> _What you will do_: Drop the pictures, then extract the listing word for word.

::: Working data :::

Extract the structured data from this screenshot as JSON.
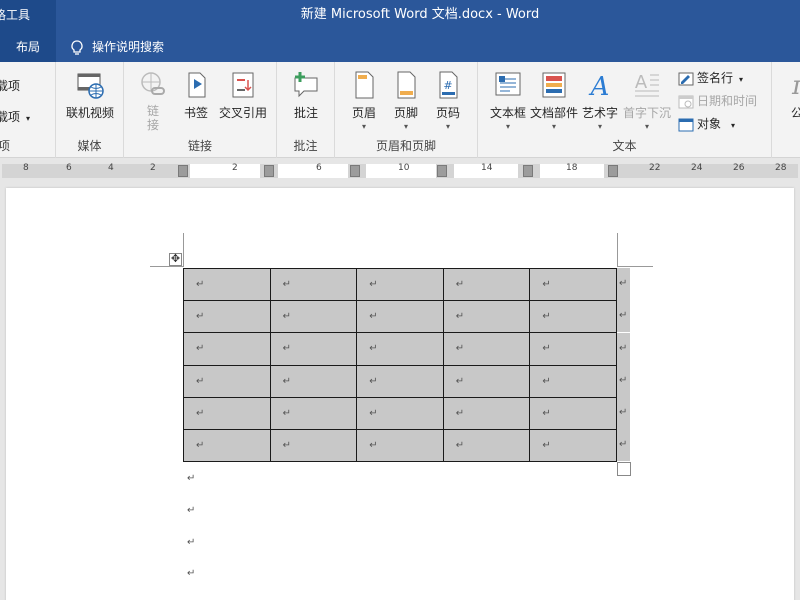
{
  "window": {
    "context_tab": "格工具",
    "title": "新建 Microsoft Word 文档.docx  -  Word"
  },
  "tabs": {
    "layout": "布局",
    "tell_me": "操作说明搜索"
  },
  "ribbon": {
    "addins": {
      "item1": "载项",
      "item2": "载项",
      "label": "项"
    },
    "media": {
      "online_video": "联机视频",
      "label": "媒体"
    },
    "links": {
      "link": "链接",
      "bookmark": "书签",
      "cross_ref": "交叉引用",
      "label": "链接"
    },
    "comments": {
      "comment": "批注",
      "label": "批注"
    },
    "header_footer": {
      "header": "页眉",
      "footer": "页脚",
      "page_number": "页码",
      "label": "页眉和页脚"
    },
    "text": {
      "textbox": "文本框",
      "quick_parts": "文档部件",
      "wordart": "艺术字",
      "dropcap": "首字下沉",
      "signature": "签名行",
      "datetime": "日期和时间",
      "object": "对象",
      "label": "文本"
    },
    "symbols": {
      "equation": "公"
    }
  },
  "ruler": {
    "numbers": [
      "8",
      "6",
      "4",
      "2",
      "2",
      "6",
      "10",
      "14",
      "18",
      "22",
      "24",
      "26",
      "28"
    ]
  },
  "document": {
    "table": {
      "rows": 6,
      "cols": 5,
      "cell_mark": "↵"
    },
    "para_mark": "↵"
  }
}
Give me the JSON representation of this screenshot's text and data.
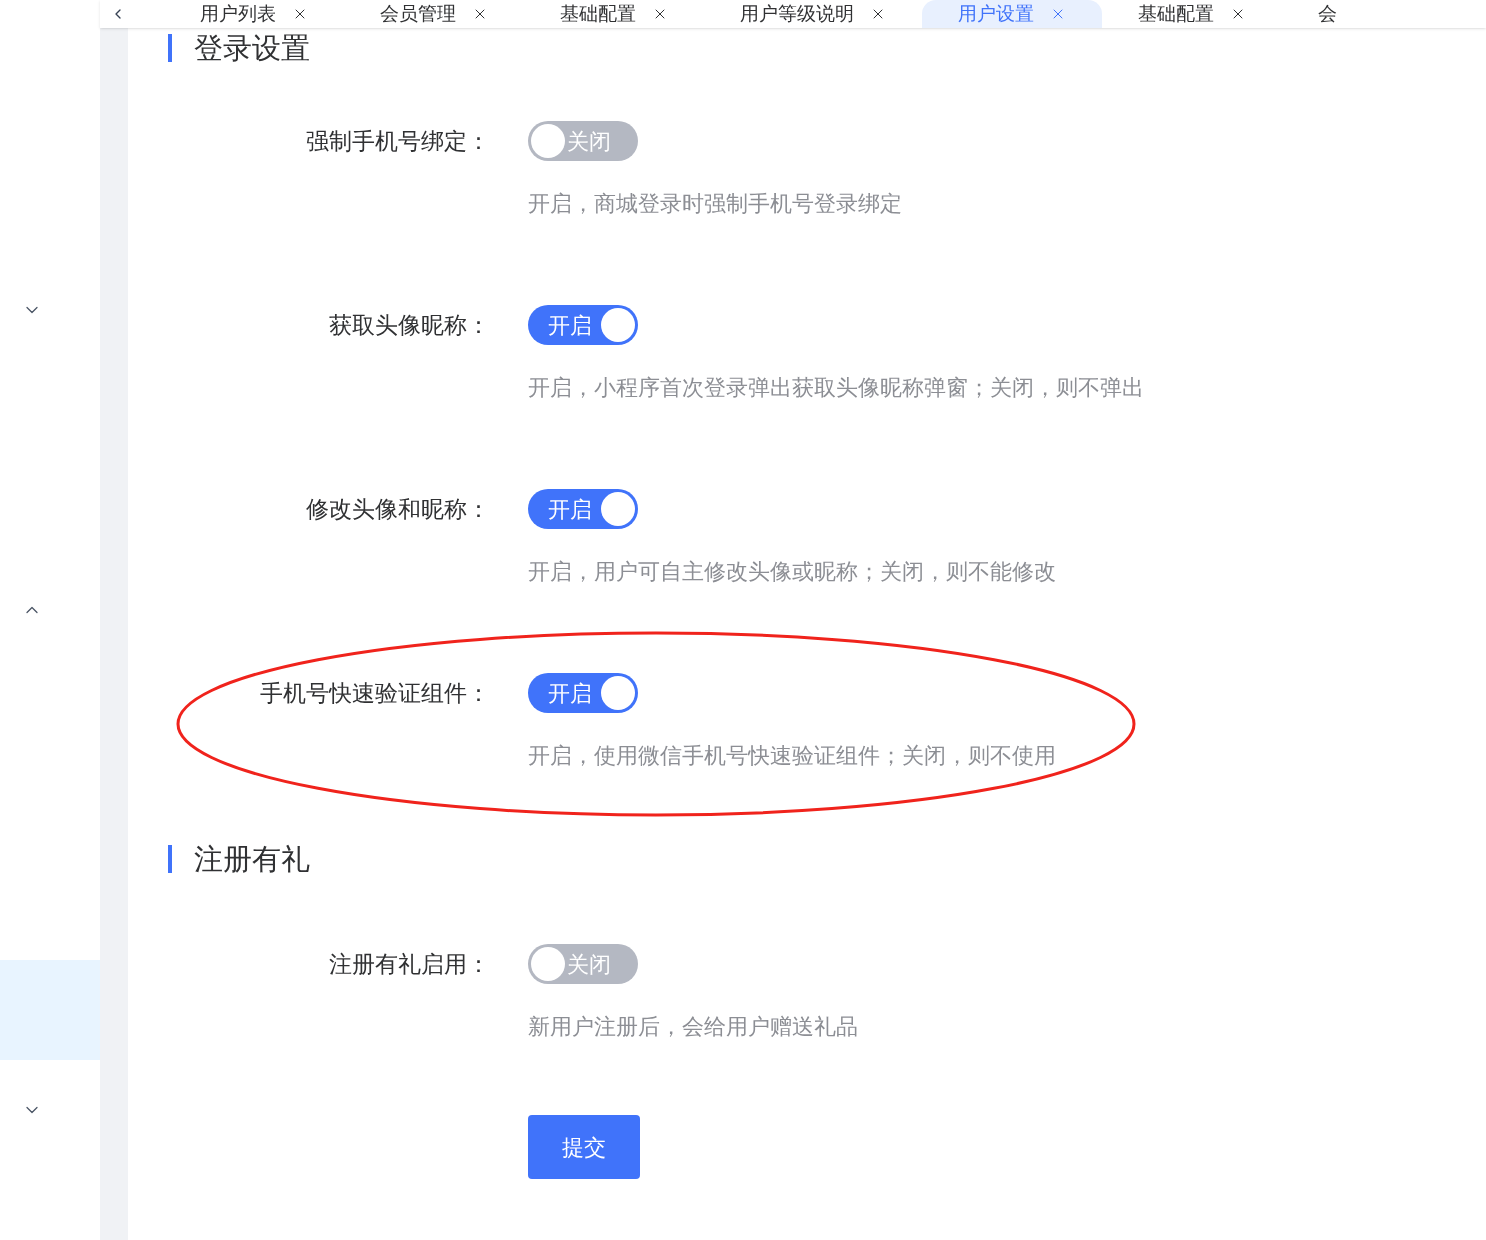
{
  "tabs": [
    {
      "label": "用户列表",
      "selected": false,
      "closable": true
    },
    {
      "label": "会员管理",
      "selected": false,
      "closable": true
    },
    {
      "label": "基础配置",
      "selected": false,
      "closable": true
    },
    {
      "label": "用户等级说明",
      "selected": false,
      "closable": true
    },
    {
      "label": "用户设置",
      "selected": true,
      "closable": true
    },
    {
      "label": "基础配置",
      "selected": false,
      "closable": true
    },
    {
      "label": "会",
      "selected": false,
      "closable": false
    }
  ],
  "sidebar": {
    "rows": [
      {
        "kind": "group",
        "expanded": false
      },
      {
        "kind": "group",
        "expanded": true
      },
      {
        "kind": "item",
        "selected": true
      },
      {
        "kind": "group",
        "expanded": false
      }
    ]
  },
  "sections": [
    {
      "title": "登录设置",
      "fields": [
        {
          "label": "强制手机号绑定：",
          "on": false,
          "switch_text": "关闭",
          "description": "开启，商城登录时强制手机号登录绑定",
          "highlighted": false
        },
        {
          "label": "获取头像昵称：",
          "on": true,
          "switch_text": "开启",
          "description": "开启，小程序首次登录弹出获取头像昵称弹窗；关闭，则不弹出",
          "highlighted": false
        },
        {
          "label": "修改头像和昵称：",
          "on": true,
          "switch_text": "开启",
          "description": "开启，用户可自主修改头像或昵称；关闭，则不能修改",
          "highlighted": false
        },
        {
          "label": "手机号快速验证组件：",
          "on": true,
          "switch_text": "开启",
          "description": "开启，使用微信手机号快速验证组件；关闭，则不使用",
          "highlighted": true
        }
      ]
    },
    {
      "title": "注册有礼",
      "fields": [
        {
          "label": "注册有礼启用：",
          "on": false,
          "switch_text": "关闭",
          "description": "新用户注册后，会给用户赠送礼品",
          "highlighted": false
        }
      ]
    }
  ],
  "submit": {
    "label": "提交"
  }
}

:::

> _Output of the task_:
Extract the structured data from this screenshot as JSON.
{
  "window": {
    "context_tab": "格工具",
    "title": "新建 Microsoft Word 文档.docx  -  Word"
  },
  "tabs": {
    "layout": "布局",
    "tell_me": "操作说明搜索"
  },
  "ribbon": {
    "addins": {
      "item1": "载项",
      "item2": "载项",
      "label": "项"
    },
    "media": {
      "online_video": "联机视频",
      "label": "媒体"
    },
    "links": {
      "link": "链接",
      "bookmark": "书签",
      "cross_ref": "交叉引用",
      "label": "链接"
    },
    "comments": {
      "comment": "批注",
      "label": "批注"
    },
    "header_footer": {
      "header": "页眉",
      "footer": "页脚",
      "page_number": "页码",
      "label": "页眉和页脚"
    },
    "text": {
      "textbox": "文本框",
      "quick_parts": "文档部件",
      "wordart": "艺术字",
      "dropcap": "首字下沉",
      "signature": "签名行",
      "datetime": "日期和时间",
      "object": "对象",
      "label": "文本"
    },
    "symbols": {
      "equation": "公"
    }
  },
  "ruler": {
    "numbers": [
      "8",
      "6",
      "4",
      "2",
      "2",
      "6",
      "10",
      "14",
      "18",
      "22",
      "24",
      "26",
      "28"
    ]
  },
  "document": {
    "table": {
      "rows": 6,
      "cols": 5,
      "cell_mark": "↵"
    },
    "para_mark": "↵"
  }
}
Give me the JSON representation of this screenshot's text and data.
{
  "tabs": [
    {
      "label": "用户列表",
      "selected": false,
      "closable": true
    },
    {
      "label": "会员管理",
      "selected": false,
      "closable": true
    },
    {
      "label": "基础配置",
      "selected": false,
      "closable": true
    },
    {
      "label": "用户等级说明",
      "selected": false,
      "closable": true
    },
    {
      "label": "用户设置",
      "selected": true,
      "closable": true
    },
    {
      "label": "基础配置",
      "selected": false,
      "closable": true
    },
    {
      "label": "会",
      "selected": false,
      "closable": false
    }
  ],
  "sidebar": {
    "rows": [
      {
        "kind": "group",
        "expanded": false
      },
      {
        "kind": "group",
        "expanded": true
      },
      {
        "kind": "item",
        "selected": true
      },
      {
        "kind": "group",
        "expanded": false
      }
    ]
  },
  "sections": [
    {
      "title": "登录设置",
      "fields": [
        {
          "label": "强制手机号绑定：",
          "on": false,
          "switch_text": "关闭",
          "description": "开启，商城登录时强制手机号登录绑定",
          "highlighted": false
        },
        {
          "label": "获取头像昵称：",
          "on": true,
          "switch_text": "开启",
          "description": "开启，小程序首次登录弹出获取头像昵称弹窗；关闭，则不弹出",
          "highlighted": false
        },
        {
          "label": "修改头像和昵称：",
          "on": true,
          "switch_text": "开启",
          "description": "开启，用户可自主修改头像或昵称；关闭，则不能修改",
          "highlighted": false
        },
        {
          "label": "手机号快速验证组件：",
          "on": true,
          "switch_text": "开启",
          "description": "开启，使用微信手机号快速验证组件；关闭，则不使用",
          "highlighted": true
        }
      ]
    },
    {
      "title": "注册有礼",
      "fields": [
        {
          "label": "注册有礼启用：",
          "on": false,
          "switch_text": "关闭",
          "description": "新用户注册后，会给用户赠送礼品",
          "highlighted": false
        }
      ]
    }
  ],
  "submit": {
    "label": "提交"
  }
}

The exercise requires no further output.